**The task:**
Your answer must be an exact copy of the data below.

[Interface dataset entries]
--- --- ---

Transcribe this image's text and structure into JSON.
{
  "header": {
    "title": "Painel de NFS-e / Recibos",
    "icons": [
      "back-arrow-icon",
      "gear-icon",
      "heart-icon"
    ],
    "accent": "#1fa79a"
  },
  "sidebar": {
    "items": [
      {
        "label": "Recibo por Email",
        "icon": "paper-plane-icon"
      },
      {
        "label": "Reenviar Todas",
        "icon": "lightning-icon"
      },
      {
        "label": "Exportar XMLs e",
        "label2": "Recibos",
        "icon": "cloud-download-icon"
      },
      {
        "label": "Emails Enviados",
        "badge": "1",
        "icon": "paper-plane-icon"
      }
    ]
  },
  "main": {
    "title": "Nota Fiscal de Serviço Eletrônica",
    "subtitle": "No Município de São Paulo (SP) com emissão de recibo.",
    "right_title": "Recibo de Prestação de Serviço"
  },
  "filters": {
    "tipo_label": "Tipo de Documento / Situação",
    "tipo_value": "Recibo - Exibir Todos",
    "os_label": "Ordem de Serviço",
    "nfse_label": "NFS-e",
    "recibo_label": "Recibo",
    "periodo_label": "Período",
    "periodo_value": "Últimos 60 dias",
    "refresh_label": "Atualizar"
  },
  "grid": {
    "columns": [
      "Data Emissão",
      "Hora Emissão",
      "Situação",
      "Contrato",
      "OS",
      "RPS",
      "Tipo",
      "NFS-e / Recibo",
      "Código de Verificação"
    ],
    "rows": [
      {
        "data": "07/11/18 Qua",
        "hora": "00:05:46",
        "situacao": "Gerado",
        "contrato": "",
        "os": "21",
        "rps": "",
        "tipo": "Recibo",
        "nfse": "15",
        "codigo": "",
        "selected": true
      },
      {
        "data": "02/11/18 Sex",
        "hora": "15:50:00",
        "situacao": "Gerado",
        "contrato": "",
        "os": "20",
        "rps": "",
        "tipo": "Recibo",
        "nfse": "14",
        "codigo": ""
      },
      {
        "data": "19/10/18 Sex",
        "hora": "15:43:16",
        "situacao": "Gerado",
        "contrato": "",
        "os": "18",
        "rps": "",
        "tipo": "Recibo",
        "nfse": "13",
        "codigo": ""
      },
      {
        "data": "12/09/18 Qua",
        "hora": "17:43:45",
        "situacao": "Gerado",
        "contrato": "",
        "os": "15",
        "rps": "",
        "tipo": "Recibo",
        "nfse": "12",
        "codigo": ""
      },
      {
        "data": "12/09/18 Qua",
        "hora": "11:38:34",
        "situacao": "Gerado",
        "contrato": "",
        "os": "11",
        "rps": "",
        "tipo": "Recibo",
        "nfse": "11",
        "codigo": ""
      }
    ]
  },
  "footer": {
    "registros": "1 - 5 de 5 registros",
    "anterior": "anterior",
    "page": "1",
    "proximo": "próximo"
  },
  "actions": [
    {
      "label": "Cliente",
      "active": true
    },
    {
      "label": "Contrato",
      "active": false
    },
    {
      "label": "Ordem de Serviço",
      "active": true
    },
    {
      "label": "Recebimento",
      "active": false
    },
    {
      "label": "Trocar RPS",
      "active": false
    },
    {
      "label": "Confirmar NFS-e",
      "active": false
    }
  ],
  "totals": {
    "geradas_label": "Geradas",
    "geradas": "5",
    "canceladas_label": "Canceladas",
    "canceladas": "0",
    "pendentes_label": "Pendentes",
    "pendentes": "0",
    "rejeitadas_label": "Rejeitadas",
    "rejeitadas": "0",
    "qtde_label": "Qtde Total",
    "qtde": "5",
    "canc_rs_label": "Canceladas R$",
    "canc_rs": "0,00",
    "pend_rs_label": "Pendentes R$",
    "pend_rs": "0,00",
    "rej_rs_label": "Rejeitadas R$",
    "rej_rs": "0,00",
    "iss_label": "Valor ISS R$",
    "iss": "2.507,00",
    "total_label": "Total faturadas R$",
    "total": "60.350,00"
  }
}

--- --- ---

**Response area:**
Transcribe this image's text and structure into JSON.
{
  "header": {
    "title": "Painel de NFS-e / Recibos",
    "icons": [
      "back-arrow-icon",
      "gear-icon",
      "heart-icon"
    ],
    "accent": "#1fa79a"
  },
  "sidebar": {
    "items": [
      {
        "label": "Recibo por Email",
        "icon": "paper-plane-icon"
      },
      {
        "label": "Reenviar Todas",
        "icon": "lightning-icon"
      },
      {
        "label": "Exportar XMLs e",
        "label2": "Recibos",
        "icon": "cloud-download-icon"
      },
      {
        "label": "Emails Enviados",
        "badge": "1",
        "icon": "paper-plane-icon"
      }
    ]
  },
  "main": {
    "title": "Nota Fiscal de Serviço Eletrônica",
    "subtitle": "No Município de São Paulo (SP) com emissão de recibo.",
    "right_title": "Recibo de Prestação de Serviço"
  },
  "filters": {
    "tipo_label": "Tipo de Documento / Situação",
    "tipo_value": "Recibo - Exibir Todos",
    "os_label": "Ordem de Serviço",
    "nfse_label": "NFS-e",
    "recibo_label": "Recibo",
    "periodo_label": "Período",
    "periodo_value": "Últimos 60 dias",
    "refresh_label": "Atualizar"
  },
  "grid": {
    "columns": [
      "Data Emissão",
      "Hora Emissão",
      "Situação",
      "Contrato",
      "OS",
      "RPS",
      "Tipo",
      "NFS-e / Recibo",
      "Código de Verificação"
    ],
    "rows": [
      {
        "data": "07/11/18 Qua",
        "hora": "00:05:46",
        "situacao": "Gerado",
        "contrato": "",
        "os": "21",
        "rps": "",
        "tipo": "Recibo",
        "nfse": "15",
        "codigo": "",
        "selected": true
      },
      {
        "data": "02/11/18 Sex",
        "hora": "15:50:00",
        "situacao": "Gerado",
        "contrato": "",
        "os": "20",
        "rps": "",
        "tipo": "Recibo",
        "nfse": "14",
        "codigo": ""
      },
      {
        "data": "19/10/18 Sex",
        "hora": "15:43:16",
        "situacao": "Gerado",
        "contrato": "",
        "os": "18",
        "rps": "",
        "tipo": "Recibo",
        "nfse": "13",
        "codigo": ""
      },
      {
        "data": "12/09/18 Qua",
        "hora": "17:43:45",
        "situacao": "Gerado",
        "contrato": "",
        "os": "15",
        "rps": "",
        "tipo": "Recibo",
        "nfse": "12",
        "codigo": ""
      },
      {
        "data": "12/09/18 Qua",
        "hora": "11:38:34",
        "situacao": "Gerado",
        "contrato": "",
        "os": "11",
        "rps": "",
        "tipo": "Recibo",
        "nfse": "11",
        "codigo": ""
      }
    ]
  },
  "footer": {
    "registros": "1 - 5 de 5 registros",
    "anterior": "anterior",
    "page": "1",
    "proximo": "próximo"
  },
  "actions": [
    {
      "label": "Cliente",
      "active": true
    },
    {
      "label": "Contrato",
      "active": false
    },
    {
      "label": "Ordem de Serviço",
      "active": true
    },
    {
      "label": "Recebimento",
      "active": false
    },
    {
      "label": "Trocar RPS",
      "active": false
    },
    {
      "label": "Confirmar NFS-e",
      "active": false
    }
  ],
  "totals": {
    "geradas_label": "Geradas",
    "geradas": "5",
    "canceladas_label": "Canceladas",
    "canceladas": "0",
    "pendentes_label": "Pendentes",
    "pendentes": "0",
    "rejeitadas_label": "Rejeitadas",
    "rejeitadas": "0",
    "qtde_label": "Qtde Total",
    "qtde": "5",
    "canc_rs_label": "Canceladas R$",
    "canc_rs": "0,00",
    "pend_rs_label": "Pendentes R$",
    "pend_rs": "0,00",
    "rej_rs_label": "Rejeitadas R$",
    "rej_rs": "0,00",
    "iss_label": "Valor ISS R$",
    "iss": "2.507,00",
    "total_label": "Total faturadas R$",
    "total": "60.350,00"
  }
}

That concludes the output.